**DATA SHOWN**
↓
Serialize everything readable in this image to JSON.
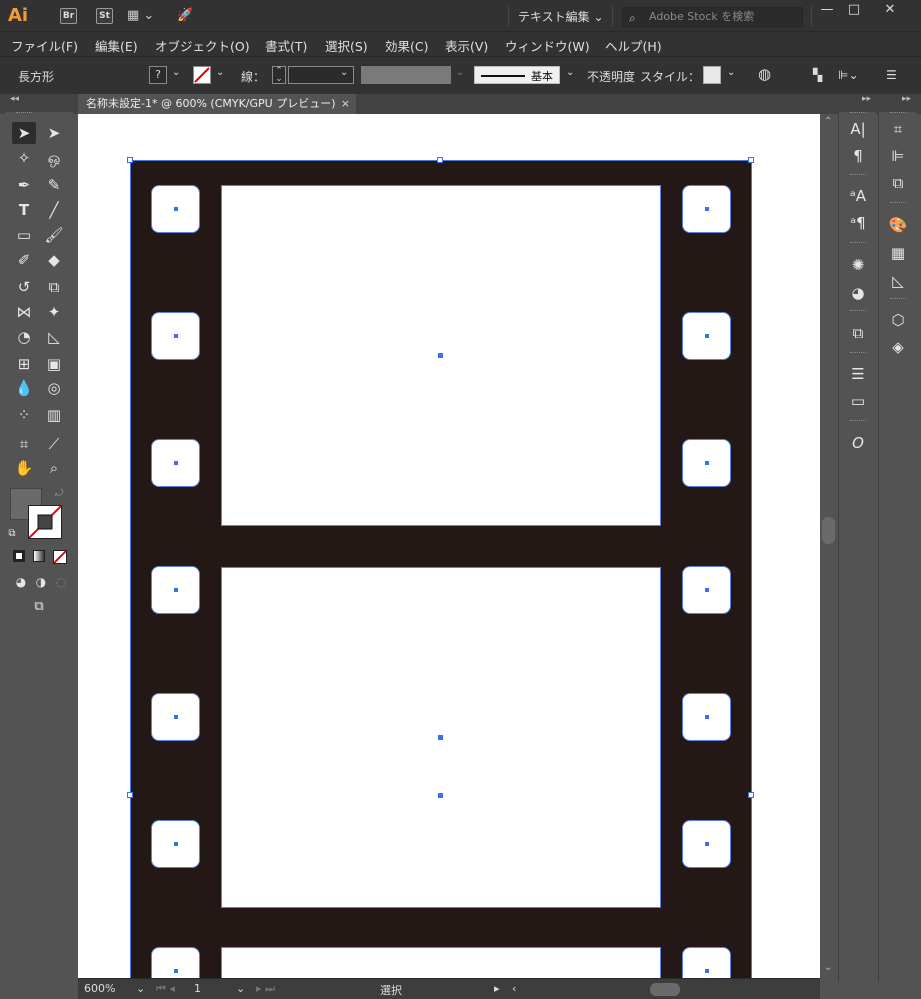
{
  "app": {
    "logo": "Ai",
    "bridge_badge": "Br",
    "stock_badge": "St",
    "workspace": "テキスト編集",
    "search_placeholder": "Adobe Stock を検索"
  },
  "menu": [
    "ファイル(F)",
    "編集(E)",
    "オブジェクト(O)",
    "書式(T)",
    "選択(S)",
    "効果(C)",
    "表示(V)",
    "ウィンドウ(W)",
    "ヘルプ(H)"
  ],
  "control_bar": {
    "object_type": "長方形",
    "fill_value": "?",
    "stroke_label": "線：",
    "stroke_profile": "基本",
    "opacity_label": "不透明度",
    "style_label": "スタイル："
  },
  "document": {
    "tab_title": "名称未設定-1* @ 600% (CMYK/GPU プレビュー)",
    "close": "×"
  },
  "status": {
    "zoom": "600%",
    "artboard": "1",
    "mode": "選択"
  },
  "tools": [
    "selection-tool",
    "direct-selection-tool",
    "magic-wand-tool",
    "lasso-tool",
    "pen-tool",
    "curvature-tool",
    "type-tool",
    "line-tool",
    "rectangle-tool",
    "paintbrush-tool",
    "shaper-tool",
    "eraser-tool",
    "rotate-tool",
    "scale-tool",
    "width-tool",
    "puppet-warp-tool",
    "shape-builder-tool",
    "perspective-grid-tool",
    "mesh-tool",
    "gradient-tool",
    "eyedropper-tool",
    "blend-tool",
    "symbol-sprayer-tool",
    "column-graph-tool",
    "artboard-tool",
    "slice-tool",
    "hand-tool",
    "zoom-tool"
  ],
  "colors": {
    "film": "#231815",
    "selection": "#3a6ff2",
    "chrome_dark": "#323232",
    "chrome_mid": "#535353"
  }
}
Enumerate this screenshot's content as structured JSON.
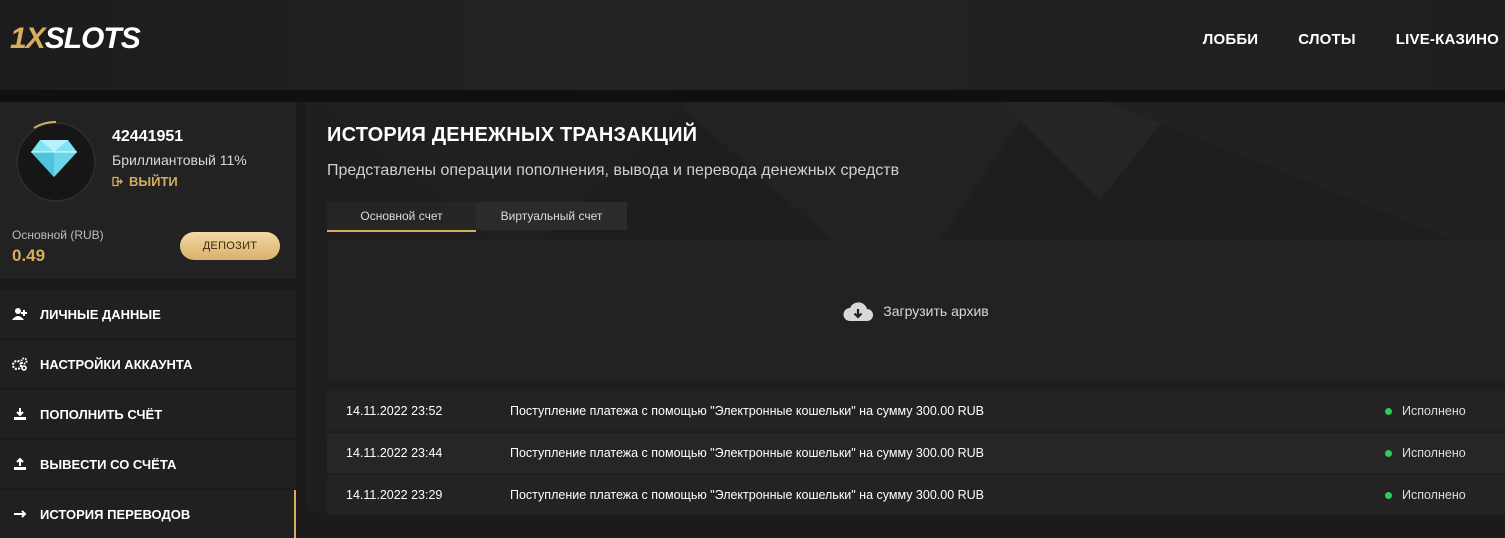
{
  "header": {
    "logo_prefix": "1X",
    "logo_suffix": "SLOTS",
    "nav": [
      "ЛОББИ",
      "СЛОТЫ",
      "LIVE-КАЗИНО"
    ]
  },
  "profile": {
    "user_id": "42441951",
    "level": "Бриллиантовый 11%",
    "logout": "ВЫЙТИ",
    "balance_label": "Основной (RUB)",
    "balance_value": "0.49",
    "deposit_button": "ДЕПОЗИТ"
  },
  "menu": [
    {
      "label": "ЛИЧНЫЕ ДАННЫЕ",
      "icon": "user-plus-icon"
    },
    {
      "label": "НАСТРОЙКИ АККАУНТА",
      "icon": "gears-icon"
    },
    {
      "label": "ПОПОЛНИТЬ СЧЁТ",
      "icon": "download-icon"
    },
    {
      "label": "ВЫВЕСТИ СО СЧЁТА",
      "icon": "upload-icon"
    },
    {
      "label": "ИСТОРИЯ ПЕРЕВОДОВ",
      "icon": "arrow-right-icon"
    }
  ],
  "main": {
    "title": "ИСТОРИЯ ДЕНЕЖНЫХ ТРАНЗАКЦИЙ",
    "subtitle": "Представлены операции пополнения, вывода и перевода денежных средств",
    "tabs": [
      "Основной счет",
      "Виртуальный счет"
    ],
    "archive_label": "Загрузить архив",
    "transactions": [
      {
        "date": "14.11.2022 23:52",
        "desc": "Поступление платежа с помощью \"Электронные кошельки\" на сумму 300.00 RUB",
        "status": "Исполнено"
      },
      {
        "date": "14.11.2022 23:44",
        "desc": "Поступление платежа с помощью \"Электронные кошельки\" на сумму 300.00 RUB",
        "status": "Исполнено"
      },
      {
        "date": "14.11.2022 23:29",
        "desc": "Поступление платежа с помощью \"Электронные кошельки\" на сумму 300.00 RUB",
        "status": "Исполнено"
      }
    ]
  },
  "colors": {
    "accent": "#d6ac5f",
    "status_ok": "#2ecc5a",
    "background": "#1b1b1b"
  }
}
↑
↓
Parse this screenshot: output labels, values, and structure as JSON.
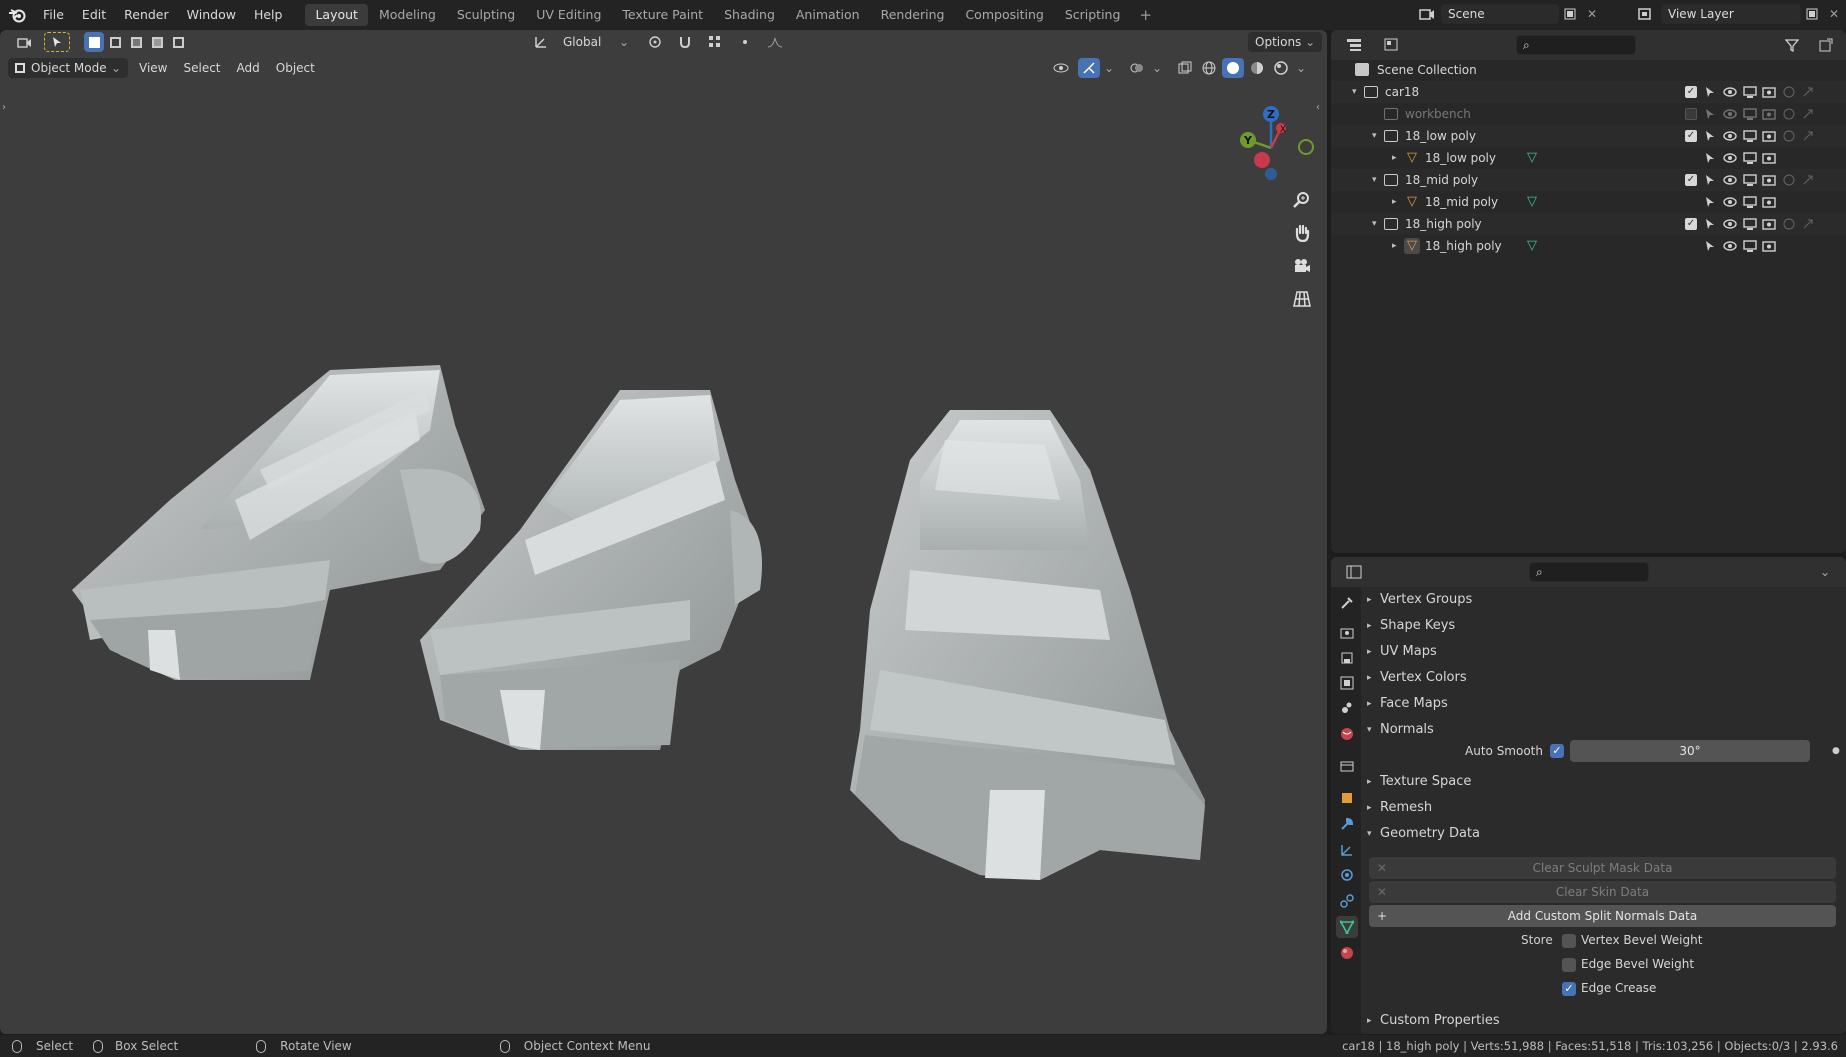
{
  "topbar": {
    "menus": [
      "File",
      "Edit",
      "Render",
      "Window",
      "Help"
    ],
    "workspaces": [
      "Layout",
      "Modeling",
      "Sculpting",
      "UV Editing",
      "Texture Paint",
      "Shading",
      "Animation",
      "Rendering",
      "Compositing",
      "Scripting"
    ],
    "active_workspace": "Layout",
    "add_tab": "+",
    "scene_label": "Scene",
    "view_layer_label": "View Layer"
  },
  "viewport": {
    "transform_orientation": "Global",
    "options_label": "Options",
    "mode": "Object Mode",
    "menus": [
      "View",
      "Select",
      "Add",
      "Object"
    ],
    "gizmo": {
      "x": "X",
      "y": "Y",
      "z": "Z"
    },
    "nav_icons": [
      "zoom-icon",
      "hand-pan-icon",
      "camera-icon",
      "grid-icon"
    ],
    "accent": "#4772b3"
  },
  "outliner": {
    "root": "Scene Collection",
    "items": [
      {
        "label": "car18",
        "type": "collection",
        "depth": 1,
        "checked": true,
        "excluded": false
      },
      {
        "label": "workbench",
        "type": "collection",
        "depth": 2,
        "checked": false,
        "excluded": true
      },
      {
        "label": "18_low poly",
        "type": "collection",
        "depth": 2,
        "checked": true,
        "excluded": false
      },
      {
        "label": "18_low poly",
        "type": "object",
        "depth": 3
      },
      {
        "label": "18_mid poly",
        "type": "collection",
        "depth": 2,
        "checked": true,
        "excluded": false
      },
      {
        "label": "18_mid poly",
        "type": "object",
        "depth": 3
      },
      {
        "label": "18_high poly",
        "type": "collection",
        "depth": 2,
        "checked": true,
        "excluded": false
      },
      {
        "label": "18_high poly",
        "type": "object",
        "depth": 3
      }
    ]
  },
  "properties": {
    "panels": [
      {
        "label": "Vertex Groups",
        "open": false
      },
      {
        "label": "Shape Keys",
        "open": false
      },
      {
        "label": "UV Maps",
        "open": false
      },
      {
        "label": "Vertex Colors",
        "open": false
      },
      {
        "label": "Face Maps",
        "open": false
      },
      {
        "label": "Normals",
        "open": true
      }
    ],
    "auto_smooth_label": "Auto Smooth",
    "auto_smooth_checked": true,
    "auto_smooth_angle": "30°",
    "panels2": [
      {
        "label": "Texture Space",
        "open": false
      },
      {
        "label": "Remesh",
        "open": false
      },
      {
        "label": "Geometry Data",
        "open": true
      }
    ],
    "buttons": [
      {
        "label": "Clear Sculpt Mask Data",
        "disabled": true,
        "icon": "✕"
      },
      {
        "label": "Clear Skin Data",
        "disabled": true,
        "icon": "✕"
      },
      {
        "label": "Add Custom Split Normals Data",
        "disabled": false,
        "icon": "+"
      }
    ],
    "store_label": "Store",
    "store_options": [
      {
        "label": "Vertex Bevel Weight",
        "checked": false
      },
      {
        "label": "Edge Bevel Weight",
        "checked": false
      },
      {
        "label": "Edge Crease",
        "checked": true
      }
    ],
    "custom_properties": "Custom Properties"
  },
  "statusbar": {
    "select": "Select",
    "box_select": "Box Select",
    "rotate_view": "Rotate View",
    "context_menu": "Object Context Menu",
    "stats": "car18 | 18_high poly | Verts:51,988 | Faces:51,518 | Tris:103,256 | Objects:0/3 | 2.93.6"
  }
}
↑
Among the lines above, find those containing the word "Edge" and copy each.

        "label": "Edge Bevel Weight",
        "label": "Edge Crease",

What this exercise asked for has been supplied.